TO DO: Which lines of the records contain "label"? Collect every one of them.

(Beginning of DATA FOR THE TASK)

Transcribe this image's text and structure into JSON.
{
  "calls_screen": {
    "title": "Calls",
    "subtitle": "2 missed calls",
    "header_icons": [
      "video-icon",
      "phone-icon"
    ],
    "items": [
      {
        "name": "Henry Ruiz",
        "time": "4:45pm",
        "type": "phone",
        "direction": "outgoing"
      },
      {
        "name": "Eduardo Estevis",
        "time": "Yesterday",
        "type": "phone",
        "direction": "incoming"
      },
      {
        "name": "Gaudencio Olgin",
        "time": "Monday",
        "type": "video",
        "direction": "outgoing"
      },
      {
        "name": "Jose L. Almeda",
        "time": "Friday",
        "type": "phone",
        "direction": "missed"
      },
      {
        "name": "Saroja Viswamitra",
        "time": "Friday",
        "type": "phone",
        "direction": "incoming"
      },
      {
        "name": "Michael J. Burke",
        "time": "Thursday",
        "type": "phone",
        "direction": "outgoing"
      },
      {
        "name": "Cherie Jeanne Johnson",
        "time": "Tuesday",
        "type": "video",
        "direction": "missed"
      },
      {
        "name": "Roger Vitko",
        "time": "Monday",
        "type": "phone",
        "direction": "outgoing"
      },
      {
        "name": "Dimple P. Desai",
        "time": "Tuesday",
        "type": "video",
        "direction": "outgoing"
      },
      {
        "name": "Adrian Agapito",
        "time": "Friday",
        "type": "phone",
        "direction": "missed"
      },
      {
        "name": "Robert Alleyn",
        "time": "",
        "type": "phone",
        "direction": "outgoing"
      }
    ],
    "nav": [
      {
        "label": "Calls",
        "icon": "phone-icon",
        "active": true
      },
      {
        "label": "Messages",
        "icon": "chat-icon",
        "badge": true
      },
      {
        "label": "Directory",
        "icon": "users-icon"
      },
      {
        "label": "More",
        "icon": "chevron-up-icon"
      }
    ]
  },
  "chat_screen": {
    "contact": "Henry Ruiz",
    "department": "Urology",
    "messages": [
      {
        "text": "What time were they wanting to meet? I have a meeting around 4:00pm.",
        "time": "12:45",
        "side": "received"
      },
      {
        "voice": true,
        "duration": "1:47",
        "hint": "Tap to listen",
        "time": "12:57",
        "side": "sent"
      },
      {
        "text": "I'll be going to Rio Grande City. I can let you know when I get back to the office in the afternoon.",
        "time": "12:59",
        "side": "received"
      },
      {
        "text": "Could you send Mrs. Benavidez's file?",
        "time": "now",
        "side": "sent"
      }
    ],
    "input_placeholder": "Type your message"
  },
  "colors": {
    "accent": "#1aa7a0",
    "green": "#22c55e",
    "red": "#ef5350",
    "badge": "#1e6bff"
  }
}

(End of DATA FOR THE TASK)

TASK SOLUTION:
        "label": "Calls",
        "label": "Messages",
        "label": "Directory",
        "label": "More",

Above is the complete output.